Brief: Tally up the lines below with "icon" in them. Answer with the number only.

Excerpts from an interface dataset
::::

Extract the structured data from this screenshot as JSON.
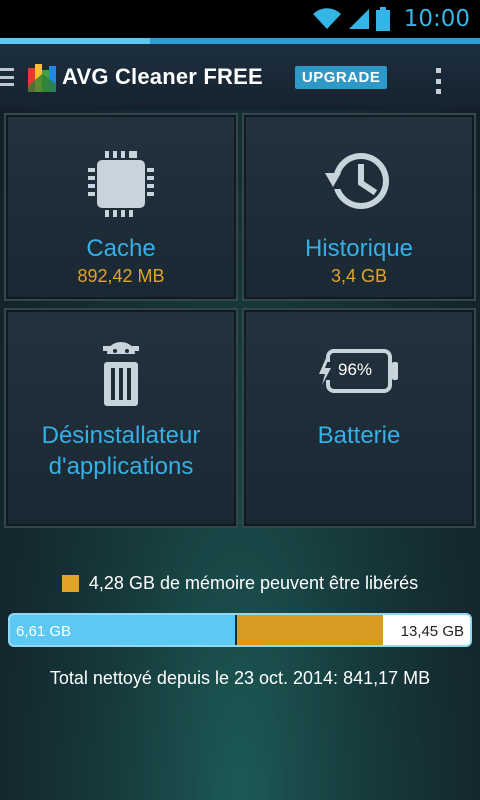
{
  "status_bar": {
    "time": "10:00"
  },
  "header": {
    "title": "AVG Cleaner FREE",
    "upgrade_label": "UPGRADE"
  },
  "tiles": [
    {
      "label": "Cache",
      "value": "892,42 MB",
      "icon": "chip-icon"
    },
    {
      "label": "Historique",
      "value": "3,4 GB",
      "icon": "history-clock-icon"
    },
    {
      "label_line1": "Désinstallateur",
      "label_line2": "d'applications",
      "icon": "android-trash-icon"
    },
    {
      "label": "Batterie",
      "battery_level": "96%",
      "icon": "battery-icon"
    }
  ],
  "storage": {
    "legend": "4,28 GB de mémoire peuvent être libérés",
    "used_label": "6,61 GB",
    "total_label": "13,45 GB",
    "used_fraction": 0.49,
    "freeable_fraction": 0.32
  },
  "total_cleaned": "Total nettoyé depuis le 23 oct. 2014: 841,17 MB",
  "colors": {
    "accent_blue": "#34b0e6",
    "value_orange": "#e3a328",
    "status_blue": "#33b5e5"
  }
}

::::

Answer section: 4